  • Religion is love; in no case is it logic.

  • It would be curious to discover who it is to whom one writes in a diary. Possibly to some mysterious personification of one's own identity.

  • ... the possession of wealth, and especially the inheritance of wealth, seems almost invariably to sterilize genius.

  • So much perfection argues rottenness somewhere.

  • Are all Cabinets congeries of little autocrats with a super-autocrat presiding over them?

  • The middle man governs, however extreme may seem to be the men who sit on the Front Bench, in their reactionary or revolutionary opinions.

  • If I ever felt inclined to be scared going into a room full of people I would say to myself, 'You're the cleverest member of one of the cleverest families in the cleverest class of the cleverest nation of the world, so what have you got to be frightened of?

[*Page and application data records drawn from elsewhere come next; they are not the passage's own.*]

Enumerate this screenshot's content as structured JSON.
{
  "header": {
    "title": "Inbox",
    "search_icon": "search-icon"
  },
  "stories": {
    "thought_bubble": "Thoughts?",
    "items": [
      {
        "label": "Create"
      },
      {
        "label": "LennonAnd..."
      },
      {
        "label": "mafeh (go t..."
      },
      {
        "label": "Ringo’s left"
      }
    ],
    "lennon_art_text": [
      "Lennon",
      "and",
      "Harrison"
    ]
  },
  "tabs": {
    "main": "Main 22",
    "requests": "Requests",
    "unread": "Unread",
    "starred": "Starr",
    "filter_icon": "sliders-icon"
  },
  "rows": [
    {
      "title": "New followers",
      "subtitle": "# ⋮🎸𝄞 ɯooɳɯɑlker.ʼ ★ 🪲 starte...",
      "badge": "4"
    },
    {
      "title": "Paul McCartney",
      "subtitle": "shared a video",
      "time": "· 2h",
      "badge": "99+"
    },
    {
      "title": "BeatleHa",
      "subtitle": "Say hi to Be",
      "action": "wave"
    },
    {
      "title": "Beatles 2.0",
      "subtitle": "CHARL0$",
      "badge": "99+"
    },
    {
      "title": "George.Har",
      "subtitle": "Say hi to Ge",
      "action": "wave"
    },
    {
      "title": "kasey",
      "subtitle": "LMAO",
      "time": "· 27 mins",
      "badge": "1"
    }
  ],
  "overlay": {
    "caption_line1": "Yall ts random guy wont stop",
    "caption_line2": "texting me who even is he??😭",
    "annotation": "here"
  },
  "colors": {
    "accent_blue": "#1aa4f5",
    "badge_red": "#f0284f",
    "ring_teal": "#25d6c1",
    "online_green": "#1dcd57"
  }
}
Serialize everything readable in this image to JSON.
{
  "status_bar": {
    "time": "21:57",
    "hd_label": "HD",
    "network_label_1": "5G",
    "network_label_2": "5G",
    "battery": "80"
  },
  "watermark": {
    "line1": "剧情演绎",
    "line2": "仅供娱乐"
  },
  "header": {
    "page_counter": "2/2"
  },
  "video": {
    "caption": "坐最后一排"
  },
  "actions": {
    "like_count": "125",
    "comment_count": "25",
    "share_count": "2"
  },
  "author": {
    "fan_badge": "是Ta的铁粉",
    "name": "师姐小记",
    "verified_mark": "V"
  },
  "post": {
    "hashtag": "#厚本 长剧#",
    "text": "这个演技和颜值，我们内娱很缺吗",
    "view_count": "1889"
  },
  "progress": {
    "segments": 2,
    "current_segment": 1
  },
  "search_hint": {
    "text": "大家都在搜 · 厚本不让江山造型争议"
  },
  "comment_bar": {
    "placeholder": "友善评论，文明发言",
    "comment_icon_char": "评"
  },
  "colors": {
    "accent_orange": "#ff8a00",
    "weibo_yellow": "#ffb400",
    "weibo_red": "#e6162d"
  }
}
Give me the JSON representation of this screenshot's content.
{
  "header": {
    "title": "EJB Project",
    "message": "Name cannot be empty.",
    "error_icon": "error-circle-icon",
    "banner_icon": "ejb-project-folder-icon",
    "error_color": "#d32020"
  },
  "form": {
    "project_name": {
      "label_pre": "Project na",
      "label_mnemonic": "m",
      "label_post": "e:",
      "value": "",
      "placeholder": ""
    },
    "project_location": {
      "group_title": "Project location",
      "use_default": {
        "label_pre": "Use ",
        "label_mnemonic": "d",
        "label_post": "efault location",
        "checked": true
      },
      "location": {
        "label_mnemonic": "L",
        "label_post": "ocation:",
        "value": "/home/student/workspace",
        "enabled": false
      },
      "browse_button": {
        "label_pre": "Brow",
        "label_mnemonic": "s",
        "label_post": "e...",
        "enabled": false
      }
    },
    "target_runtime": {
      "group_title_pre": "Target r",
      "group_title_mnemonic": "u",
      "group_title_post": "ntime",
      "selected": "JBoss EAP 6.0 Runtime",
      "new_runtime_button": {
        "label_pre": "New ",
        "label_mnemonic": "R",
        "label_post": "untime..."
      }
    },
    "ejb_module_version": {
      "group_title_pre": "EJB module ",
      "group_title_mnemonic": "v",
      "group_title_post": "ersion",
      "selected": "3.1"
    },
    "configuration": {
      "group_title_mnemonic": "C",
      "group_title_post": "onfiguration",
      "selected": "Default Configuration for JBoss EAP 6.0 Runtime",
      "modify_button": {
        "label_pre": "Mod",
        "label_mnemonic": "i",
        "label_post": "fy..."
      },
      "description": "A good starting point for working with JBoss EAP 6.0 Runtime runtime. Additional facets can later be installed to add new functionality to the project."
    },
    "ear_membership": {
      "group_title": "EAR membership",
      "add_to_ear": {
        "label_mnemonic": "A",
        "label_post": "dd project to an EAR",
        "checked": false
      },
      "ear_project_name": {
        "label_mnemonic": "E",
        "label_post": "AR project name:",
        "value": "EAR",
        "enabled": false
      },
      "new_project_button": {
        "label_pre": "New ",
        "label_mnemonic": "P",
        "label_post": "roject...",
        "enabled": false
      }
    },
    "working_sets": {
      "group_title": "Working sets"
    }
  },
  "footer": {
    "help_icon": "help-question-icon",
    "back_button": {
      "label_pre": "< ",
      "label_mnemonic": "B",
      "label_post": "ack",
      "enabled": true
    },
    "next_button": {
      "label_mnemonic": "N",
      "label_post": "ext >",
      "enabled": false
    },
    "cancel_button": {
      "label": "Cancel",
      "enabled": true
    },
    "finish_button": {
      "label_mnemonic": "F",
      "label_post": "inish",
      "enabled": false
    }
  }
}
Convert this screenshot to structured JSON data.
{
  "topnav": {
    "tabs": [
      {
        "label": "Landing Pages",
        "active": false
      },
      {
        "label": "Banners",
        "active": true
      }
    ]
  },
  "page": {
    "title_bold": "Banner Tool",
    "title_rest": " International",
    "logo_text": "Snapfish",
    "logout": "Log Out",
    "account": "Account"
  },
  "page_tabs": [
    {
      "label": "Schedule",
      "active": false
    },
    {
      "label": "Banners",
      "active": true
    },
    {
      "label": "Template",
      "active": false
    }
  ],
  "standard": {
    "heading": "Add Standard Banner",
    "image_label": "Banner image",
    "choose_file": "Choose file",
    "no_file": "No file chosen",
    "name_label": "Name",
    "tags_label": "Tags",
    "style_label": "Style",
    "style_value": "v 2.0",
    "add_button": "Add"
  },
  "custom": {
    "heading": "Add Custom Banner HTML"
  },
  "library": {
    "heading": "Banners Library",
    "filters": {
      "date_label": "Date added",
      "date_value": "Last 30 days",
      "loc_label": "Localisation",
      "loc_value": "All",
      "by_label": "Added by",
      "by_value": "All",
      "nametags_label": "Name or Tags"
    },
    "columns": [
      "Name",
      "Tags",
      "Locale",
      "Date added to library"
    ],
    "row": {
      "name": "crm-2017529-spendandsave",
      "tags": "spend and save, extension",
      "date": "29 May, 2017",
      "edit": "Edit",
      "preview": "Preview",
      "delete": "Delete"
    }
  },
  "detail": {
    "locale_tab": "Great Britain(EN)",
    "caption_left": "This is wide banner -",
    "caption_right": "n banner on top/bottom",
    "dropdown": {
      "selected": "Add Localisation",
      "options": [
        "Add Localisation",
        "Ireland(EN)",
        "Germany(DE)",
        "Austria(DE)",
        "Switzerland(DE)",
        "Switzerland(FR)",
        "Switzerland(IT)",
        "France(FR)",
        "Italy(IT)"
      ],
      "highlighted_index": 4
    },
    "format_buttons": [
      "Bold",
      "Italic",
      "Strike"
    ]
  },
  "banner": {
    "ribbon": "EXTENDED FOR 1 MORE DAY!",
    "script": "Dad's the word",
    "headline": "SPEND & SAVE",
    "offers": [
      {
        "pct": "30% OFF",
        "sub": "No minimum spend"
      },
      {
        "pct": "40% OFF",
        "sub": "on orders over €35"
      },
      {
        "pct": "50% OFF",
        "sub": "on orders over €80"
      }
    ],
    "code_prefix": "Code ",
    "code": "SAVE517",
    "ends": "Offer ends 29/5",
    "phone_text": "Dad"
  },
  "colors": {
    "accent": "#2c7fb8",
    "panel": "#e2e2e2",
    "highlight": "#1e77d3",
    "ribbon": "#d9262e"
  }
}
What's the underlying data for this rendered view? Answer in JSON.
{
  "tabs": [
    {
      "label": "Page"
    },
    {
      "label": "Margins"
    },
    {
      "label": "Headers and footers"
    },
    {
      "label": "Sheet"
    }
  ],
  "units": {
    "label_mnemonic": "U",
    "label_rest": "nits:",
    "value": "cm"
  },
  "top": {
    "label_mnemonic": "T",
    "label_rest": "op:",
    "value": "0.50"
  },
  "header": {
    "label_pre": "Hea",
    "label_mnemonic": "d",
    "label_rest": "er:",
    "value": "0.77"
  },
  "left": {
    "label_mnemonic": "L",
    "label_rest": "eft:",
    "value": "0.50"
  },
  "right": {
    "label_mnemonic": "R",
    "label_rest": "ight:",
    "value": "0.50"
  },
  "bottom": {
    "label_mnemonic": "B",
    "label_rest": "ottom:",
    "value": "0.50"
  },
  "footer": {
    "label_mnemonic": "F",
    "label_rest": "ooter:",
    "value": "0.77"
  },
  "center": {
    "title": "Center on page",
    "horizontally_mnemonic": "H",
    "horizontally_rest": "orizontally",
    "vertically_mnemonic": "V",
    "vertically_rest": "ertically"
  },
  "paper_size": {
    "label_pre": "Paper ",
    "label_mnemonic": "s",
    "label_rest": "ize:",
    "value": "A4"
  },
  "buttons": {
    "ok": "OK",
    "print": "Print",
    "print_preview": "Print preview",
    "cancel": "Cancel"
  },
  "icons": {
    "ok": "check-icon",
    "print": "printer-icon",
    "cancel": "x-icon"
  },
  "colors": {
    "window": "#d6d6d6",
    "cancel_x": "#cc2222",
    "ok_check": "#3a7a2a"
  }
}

    • Beatrice Webb,
    • in David A. Shannon, ed., Beatrice Webb's American Diary ()
  • ... we have not been impressed with any attribute of the Senate other than its appearance and manners. We have heard the best speakers: they all fire off speeches which deal with the entire subject in general terms and which do not attempt to debate, to answer opponents' arguments or offer new points for discussion. And the speeches are constantly degenerating into empty rhetoric; they abound in quotations from well-known authors or from their own former speeches.

    • Beatrice Webb,
    • 1898, in David A. Shannon, ed., Beatrice Webb's American Diary ()
  • ... Harris had the egotistical dogmatism of the self-made man who had painfully educated himself without contact with superior brains.

    • Beatrice Webb,
    • 1898, in David A. Shannon, ed., Beatrice Webb's American Diary ()
  • The interruptions of the telephone seem to us to waste half the life of the ordinary American engaged in public or private business; he has seldom half an hour consecutively at his own disposal — a telephone is a veritable time scatterer.

    • Beatrice Webb,
    • 1898, in David A. Shannon, ed., Beatrice Webb's American Diary ()

Beatrice Webb, English reformer, sociologist, economist, historian, writer

(1858 - 1943)

Full name: Martha Beatrice Potter Webb, Baroness Passfield.